One day – Athos would look at him with respect for his abilities. But first he had to learn. Learn everything the musketeer had to offer.
He frowned a little at his own timidity. So far, he had not yet built up the courage to ask for pointers; to request a private training session; but instead had taken to watching and listening. The only time he had matched swords with Athos had been during their first encounter; and embarrassment had kept him from seeking out more.
d’Artagnan came to himself; opened his eyes and found that he still stood in the garrison yard – now alone. He looked around sheepishly and hoped no one had noticed how lost he had become in branding the match in his brain; locking the moves away in his memory – so that he would not forget; and pull them up when needed.
It was a trick his father had taught him – to take note; visualize and remember.

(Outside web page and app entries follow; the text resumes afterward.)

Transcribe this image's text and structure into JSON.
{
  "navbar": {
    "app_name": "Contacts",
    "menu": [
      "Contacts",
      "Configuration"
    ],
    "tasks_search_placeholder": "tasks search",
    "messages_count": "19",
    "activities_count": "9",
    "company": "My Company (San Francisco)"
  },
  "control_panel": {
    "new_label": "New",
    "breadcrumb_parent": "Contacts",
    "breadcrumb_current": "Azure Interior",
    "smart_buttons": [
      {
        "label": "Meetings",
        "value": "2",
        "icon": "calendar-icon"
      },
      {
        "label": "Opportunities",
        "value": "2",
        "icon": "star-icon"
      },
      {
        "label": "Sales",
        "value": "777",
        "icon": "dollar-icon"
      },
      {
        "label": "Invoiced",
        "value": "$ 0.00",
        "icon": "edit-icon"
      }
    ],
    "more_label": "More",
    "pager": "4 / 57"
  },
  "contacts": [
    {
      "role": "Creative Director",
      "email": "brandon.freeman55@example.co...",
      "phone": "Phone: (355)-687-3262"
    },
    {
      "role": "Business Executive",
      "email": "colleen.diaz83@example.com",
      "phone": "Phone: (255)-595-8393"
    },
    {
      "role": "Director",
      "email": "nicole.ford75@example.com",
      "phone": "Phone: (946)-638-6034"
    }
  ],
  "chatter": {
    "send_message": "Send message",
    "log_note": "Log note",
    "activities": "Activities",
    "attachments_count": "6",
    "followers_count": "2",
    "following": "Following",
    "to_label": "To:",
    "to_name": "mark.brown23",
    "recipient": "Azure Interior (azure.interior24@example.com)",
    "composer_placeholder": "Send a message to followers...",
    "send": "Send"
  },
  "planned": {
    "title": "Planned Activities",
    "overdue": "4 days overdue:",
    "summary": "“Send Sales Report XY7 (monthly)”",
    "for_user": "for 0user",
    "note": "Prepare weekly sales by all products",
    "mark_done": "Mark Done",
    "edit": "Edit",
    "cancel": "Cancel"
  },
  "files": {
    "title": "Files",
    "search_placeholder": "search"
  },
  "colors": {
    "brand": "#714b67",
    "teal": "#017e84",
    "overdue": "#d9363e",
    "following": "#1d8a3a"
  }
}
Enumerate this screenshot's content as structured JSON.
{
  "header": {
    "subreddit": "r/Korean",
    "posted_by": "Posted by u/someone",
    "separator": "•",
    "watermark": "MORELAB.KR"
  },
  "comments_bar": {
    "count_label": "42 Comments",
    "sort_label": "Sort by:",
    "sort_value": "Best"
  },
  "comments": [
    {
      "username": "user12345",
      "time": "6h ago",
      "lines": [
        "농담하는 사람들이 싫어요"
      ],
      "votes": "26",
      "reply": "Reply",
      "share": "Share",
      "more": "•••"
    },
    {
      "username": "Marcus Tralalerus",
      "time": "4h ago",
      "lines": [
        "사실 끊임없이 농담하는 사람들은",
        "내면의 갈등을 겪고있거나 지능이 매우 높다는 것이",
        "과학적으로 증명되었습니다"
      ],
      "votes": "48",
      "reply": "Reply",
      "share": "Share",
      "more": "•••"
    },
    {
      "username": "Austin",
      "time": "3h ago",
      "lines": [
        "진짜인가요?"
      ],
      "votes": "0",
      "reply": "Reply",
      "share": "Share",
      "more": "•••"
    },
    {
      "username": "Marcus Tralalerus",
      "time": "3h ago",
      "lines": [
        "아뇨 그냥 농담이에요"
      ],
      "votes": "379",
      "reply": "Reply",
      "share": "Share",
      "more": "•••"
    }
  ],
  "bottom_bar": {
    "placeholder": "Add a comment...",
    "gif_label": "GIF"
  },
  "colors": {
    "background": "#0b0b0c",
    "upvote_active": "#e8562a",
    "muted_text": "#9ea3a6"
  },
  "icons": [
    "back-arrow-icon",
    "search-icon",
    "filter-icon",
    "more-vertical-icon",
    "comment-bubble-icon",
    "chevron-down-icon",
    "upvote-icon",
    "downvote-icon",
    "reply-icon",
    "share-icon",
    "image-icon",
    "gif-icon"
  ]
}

He moved swiftly to the stables and casually strode through to see if anyone was about – and when the coast seemed clear – pulled his sword from its sheath and began.
He closed his eyes and started from the beginning – pretending Renard stood across from him and he was the great master – Athos.
As he progressed through each motion – he knew he was a poor imitation. His feet stumbled over intricate moves; he lost his balance when anticipating a spin and found it difficult to keep up with the tempo of parry – lunge and deflect.
But he continued through, and at the end sheathed his sword, and vowed to start again. Practice made perfect – right?
Because one day – one day – he would have worked hard enough to be a true musketeer – to have Athos say to him….
“You memorized the entire match.” Athos said from the shadows – his eyes keen and narrowed slightly.
d’Artagnan turned slowly with unease, and there facing him was the man he so much wanted to emulate. How much had he seen? How clumsy he must have seemed? What must he think?
His mouth went dry; his palms sweaty and his heart beat fast. All he could do was nod in assent to the man in front of him – words lost in the storm of his thoughts whirling about his head.
Horses stomped and neighed around them; as together they studied each other with open curiosity. d’Artagnan shuffled his feat – nervous energy coursing through his body – ready to flee; his face flushed red under such steely scrutiny. He wished Athos would go or let him pass.
Athos looked over the slight young man before him. He had never met someone who would go to such lengths as to memorize a sparring session. Here was determination personified. After several moments of watching the boy shuffle nervously from foot to foot – ready to bolt no doubt – he broke the silence and commanded, “Let me see again.”
d’Artagnan hesitated, lifted his eyebrow in question; and watched as Athos folded his arms and took a seat on a bale of hay.
So, he took a deep, controlled breath; nodded once in assent – unsheathed his sword and closed his eyes. This was his chance, he thought. This was his chance to show what he could do – to learn something from a master. He rolled his shoulders; popped his neck to the side; and pulled up the match in his mind and danced through the routine – the invisible Renard keeping pace.
Athos was amazed. He could see his moves there amidst the raw talent; and remembered that day in the yard this boy had come to challenge him.
He considered d’Artagnan as he came to a close; sheathed his sword and opened his eyes. And there, he saw within those depths the desire to be the best; to one day match his sword with his own.
d’Artagnan shuffled his feet again; and felt his ears burn red. Why must Athos look at him so? It unnerved him. He could not tell what the man was thinking?
Athos stood to his feet; looked to the ground – and made a decision. “I see you are more than willing”, he announced. “Come – today we begin.”
Athos turned away and walked with purpose out of the stables and into the yard.
d’Artagnan stood rooted for only the briefest of moments - stunned. He had not expected this. Here was his “one day”. He would not let the moment pass. So he gripped the hilt of his sword and ran to follow.